Logo of Phnom Penh Post newspaper Phnom Penh Post - Researcher calls for calm over VN border

Researcher calls for calm over VN border

Royal Academy of Cambodia researcher Sok Touch talks about the results of his border investigation yesterday during a press conference in Phnom Penh.
Royal Academy of Cambodia researcher Sok Touch talks about the results of his border investigation yesterday during a press conference in Phnom Penh. Pha Lina

Researcher calls for calm over VN border

The Royal Academy’s head border researcher has appealed for calm in the wake of findings that some Vietnamese border posts were indeed planted inside Cambodian territory during the 1980s, telling people to blame “history”, more specifically, the French.

Six months after a furore over alleged territorial encroachment by Vietnam, propelled by some Cambodia National Rescue Party lawmakers, sparked what many saw as the beginning of a brutal state crackdown on the opposition, academic Sok Touch asked that cooler heads prevail as the countries continue their ongoing delineation of disputed border regions.

After reiterating findings, first revealed on Sunday, that three posts in Tbong Khmum were between 5 and 50 metres within Cambodia, Touch moved to stress that the situation wasn’t permanent, and that GPS technology, as well as the future publication of his research, would ensure boundaries were clear and respected in the future.

“I told people not to be worried, there is no loss of land. We will exchange the land back,” Touch said, estimating more than 10 hectares was likely affected.

By the same token, Touch noted that his research, which was commissioned by the government after last year’s controversy and remains ongoing, had discovered two border markers that were positioned in Vietnamese lands, including number 171 in Bavet town, which had been planted in the middle of a Vietnamese house.

Touch said that the government had, on his advice, inspected the two areas, which could be used in a land exchange, and also noted the presence of border markers within Cambodia evoked a somewhat more excessive reaction than those erected within Vietnam.

“If [border posts] were planted inside our Khmer land, a demonstration would take place,” Sok Touch said.

National sensitivity over the integrity of Cambodia’s borders grew over centuries as the neighbouring powers of Siam (today’s Thailand) and Vietnam ate into the dwindling Angkorian Empire.

Touch suggested French efforts to map the region in the 19th and 20th centuries, when it ruled as a colonial power, had created many of the disputed areas.

As for who made Cambodia lose territory, he said, “It is history. It is not Hun Sen. It is not Lon Nol. It is not Pol Pot,” he said.

In recent years, anxiety over the border, particularly the eastern boundary, has been wielded by the CNRP to rouse popular support, often by linking the government to Vietnam, whose military helped oust the Khmer Rouge regime and installed the current ruling party’s core members in power in the 1980s.

CNRP lawmaker Um Sam An, among the opposition’s most ardent border campaigners who led rallies to disputed sites last year, dismissed Touch’s findings as government-biased.

“Ask farmers on the border if they lose farmland or not,” he said.

Senior Border Affairs Minister Var Kimhong declined to comment yesterday, while government spokesman Phay Siphan backed Touch’s work.

MOST VIEWED

  • Serious flooding across country

    The Kampong Speu provincial Committee for Disaster Management on Wednesday issued an alert after non-stop heavy rain caused widespread flooding.
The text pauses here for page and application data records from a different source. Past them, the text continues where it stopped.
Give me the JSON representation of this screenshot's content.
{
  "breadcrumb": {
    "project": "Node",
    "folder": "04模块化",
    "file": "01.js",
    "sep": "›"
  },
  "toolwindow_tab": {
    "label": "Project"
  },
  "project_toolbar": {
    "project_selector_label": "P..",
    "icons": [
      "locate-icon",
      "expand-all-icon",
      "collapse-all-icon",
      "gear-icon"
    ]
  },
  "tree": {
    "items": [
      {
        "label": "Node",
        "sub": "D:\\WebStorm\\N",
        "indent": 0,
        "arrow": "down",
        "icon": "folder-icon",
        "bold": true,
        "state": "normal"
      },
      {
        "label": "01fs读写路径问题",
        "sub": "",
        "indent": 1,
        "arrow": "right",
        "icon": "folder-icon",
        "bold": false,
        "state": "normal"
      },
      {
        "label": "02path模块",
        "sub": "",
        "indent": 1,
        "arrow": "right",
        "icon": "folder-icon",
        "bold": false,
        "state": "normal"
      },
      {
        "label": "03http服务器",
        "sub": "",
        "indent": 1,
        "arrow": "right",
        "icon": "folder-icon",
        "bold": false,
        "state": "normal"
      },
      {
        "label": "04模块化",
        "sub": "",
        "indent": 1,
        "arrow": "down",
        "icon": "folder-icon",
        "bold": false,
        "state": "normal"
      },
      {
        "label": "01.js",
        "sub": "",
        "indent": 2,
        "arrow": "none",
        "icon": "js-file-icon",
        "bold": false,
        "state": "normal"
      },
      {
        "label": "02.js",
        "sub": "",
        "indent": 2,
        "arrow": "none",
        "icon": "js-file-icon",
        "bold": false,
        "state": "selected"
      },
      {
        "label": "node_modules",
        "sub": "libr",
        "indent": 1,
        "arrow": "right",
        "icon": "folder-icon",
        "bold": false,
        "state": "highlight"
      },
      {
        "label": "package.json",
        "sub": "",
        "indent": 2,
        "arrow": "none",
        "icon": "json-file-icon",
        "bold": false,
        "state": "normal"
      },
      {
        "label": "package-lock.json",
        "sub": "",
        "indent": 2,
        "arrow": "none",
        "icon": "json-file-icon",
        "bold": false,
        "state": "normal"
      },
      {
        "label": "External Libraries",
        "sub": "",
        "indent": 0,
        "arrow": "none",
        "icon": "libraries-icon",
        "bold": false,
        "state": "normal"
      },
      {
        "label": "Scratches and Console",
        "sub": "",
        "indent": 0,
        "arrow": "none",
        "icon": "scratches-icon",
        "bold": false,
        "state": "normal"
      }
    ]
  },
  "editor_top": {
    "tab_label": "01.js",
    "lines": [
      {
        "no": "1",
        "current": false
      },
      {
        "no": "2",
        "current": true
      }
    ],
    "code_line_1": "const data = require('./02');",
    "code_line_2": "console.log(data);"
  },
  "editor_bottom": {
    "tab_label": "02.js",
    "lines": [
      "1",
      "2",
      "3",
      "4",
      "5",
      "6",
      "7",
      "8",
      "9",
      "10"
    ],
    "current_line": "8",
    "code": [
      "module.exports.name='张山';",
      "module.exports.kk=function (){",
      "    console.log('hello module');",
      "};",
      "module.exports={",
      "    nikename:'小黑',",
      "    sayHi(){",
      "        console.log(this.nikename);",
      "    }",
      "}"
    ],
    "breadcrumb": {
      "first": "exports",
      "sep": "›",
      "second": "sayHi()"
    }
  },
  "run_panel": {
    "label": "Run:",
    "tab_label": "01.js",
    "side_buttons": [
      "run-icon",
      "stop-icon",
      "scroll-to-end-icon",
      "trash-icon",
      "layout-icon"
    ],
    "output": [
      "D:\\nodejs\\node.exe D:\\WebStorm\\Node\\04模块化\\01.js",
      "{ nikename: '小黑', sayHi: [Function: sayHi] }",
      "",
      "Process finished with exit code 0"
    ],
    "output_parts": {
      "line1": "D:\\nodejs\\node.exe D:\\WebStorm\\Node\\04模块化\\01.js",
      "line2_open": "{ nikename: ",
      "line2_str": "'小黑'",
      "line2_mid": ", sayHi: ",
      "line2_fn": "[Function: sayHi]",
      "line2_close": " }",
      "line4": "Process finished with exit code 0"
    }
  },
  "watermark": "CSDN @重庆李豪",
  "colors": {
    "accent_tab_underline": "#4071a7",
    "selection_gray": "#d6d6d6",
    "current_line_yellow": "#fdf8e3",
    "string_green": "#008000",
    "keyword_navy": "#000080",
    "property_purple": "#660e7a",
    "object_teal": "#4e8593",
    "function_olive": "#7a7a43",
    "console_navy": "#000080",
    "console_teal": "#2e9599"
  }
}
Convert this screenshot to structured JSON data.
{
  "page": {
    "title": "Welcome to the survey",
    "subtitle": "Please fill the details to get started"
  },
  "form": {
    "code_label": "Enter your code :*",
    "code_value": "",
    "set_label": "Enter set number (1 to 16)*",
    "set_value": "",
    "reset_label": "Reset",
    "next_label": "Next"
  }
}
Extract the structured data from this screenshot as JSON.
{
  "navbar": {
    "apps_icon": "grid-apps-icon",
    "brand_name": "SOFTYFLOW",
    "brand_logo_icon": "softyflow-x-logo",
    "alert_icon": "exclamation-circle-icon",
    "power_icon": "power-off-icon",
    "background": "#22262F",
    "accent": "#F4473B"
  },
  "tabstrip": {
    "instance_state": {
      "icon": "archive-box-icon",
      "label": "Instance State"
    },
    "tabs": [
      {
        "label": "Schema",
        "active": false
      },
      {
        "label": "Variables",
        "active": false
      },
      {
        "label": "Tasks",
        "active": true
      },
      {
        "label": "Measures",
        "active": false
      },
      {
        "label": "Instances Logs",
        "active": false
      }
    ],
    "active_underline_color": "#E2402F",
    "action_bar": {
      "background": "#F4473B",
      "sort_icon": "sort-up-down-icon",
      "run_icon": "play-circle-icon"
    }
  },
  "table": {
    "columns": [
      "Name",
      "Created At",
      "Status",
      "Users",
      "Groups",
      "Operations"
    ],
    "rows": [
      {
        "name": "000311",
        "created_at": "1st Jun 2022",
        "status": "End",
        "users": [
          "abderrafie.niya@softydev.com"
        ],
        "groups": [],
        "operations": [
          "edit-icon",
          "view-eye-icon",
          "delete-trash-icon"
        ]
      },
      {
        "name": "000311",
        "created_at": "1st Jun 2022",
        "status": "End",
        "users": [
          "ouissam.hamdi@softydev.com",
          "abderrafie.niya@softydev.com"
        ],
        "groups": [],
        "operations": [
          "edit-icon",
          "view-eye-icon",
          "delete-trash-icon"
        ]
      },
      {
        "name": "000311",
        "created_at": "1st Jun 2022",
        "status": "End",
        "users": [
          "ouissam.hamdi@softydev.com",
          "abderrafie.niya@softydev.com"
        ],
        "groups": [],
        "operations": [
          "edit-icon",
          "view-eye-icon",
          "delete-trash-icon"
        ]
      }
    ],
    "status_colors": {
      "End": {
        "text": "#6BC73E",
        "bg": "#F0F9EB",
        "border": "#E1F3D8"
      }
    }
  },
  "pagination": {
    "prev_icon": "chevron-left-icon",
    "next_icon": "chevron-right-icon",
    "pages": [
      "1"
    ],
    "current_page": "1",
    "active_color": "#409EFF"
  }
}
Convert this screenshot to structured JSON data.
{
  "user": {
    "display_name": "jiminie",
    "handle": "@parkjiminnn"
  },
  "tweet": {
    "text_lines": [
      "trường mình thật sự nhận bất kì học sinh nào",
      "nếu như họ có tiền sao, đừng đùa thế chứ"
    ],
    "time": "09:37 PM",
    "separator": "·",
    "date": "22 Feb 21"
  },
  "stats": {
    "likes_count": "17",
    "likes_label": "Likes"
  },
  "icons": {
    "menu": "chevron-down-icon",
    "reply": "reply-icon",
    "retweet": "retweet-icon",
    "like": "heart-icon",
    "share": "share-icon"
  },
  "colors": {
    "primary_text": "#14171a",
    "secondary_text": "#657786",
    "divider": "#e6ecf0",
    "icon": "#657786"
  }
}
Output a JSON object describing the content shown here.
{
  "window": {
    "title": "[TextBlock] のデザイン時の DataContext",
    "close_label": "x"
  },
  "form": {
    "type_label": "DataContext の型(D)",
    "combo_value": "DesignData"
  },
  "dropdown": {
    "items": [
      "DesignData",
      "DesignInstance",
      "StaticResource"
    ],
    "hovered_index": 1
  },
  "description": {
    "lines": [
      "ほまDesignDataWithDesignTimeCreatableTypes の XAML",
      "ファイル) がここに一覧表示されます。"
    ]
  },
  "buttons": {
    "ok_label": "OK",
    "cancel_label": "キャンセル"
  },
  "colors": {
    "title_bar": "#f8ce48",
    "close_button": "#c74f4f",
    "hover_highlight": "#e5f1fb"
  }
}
In Koh Kong province, authorities are working with the disaster committee and the Cambodian Red Cross to assist those affected after more than 350 homes were

  • CNRP points to King in call for vote boycott

    Leaders of the former Cambodia National Rescue Party (CNRP) have taken a new tack in their call for a boycott of the national elections later this month. They are now claiming that the people should follow the King, who is expected to abide by tradition

  • Actress’s NGO takes heat for promoting the ruling party

    An actress’s NGO which participated in an election campaign event contrary to the Law on Association and Non-Governmental Organisations (Lango) has been slammed. Chorn Chanleakena, a celebrity and the president of the Association of Artists Volunteering to Help Society, allegedly led its members in

  • Troop moves ‘won’t worry people’

    Senior officials at the Ministry of Defence and National Police said on Tuesday that riot training provided to the country’s police forces were aimed at preventing unexpected demonstrations and strikes before and after the July 29 national elections. The troop mobilisation, they said, would not